I appear to have acquired a tiny, shouty, curly blond-haired shadow. Whether I'm on the phone or on the loo, there's this constant presence. I can't be sure, but I think it's trying to tell me something very important. Something about a car and what I think I've deciphered as being a pineapple ('pineapample').
It's an extremely determined shadow - if I attempt to sidle past or sometimes even lose my temper with it, it's still there, somewhere between my knees and my ankles, sometimes clinging on to both. Weirdly though, despite this feeling of never being alone, I sometimes still feel lonely. I think it's because there are still so many unanswered questions about my new addition and I often feel I have no idea what it's doing here or how I'm supposed to react to it. Is it actually an alien from another world? It appears to be changing daily, morphing into something more human and often I'm the only one who's there to witness these fascinating, incredible, scary and beguiling transformations. If I try to share these experiences, who would listen? Would they just think I was mad?
The other day, when a friend of mine was chatting to me about her second child which is due next year, she said - 'I've got a plan this time. My mum and my mother-in-law will be here on and off for the first 6 months. I just don't want to be left so alone again.' I remember that feeling well - it's evolved now my son's older, but it's still there. That inability to leave the house, out of tiredness or the volume of crap you've got to organise into the smallest bags possible, or the difficulty of working out when's the 'right' time to venture out baby schedule-wise. All those emotions buzzing about that you're too afraid to share, questions without clear-cut answers. That feeling of losing yourself and your old life, being stranded in a desolate, foreign landscape. You're never alone, but often lonely.
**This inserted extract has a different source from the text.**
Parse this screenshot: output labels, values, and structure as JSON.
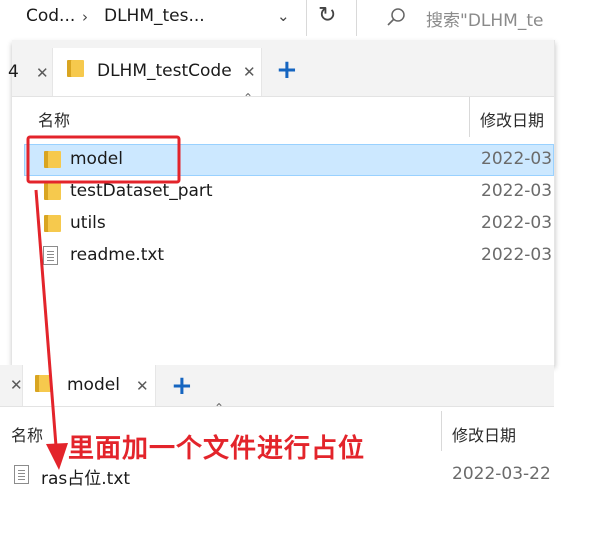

I know it did help to drag myself and my baby out of the house - to see that the world as I knew it still existed. I also know that NCT helped a lot. You may have to tolerate being taught to breastfeed via a knitted boob and a couple of teachers who insinuate drugs during childbirth are baaaaaaad, kidz (my GOD are they WRONG), but the other mums you meet through the groups are essential companions on your hike up the foggy mountain of motherhood. There are also some brilliant support groups out there. Have a look at http://www.pni-uk.com/ - one of the best sites I've found. There's lots of info there on how to get professional help. I found mine through my GP who referred me to my local Perinatal Mental Health Services - they're groups of medical professionals who deal with motherhood associated issues. I wasn't even aware of their existence. Some GPs are a bit crap at knowing how to help you, but some aren't. Do not be put off. Ask to see a different doctor until you find someone who will take you seriously. Giving you a pill and telling you to 'be on with you' may not be the help you need. Counselling and advice is often as or more important than an antidepressant. Your Health Visitor could also be a good resource - remember that they're on your side. Their job is to keep families together, not take your baby away. You are not alone. 'Professional' or otherwise, help is out there.
The more time I spend with my Unidentified Friendly Object, the more I think we understand each other. I'm slowly working out that he's been trying to tell me something about this loneliness thing - it's that no matter what, I am now loved in a way I've never been before. That the tricky times are worth it. That we’re in this together. Yes, my little alien appears to be from Planet Cheese of Galaxy Schmaltz. In fact, today, I received an unexpected, slobbery smacker right on the face whilst swearing at some velcro straps. It's taken what feels like light years to get here, but I reckon that's message received, loud and clear.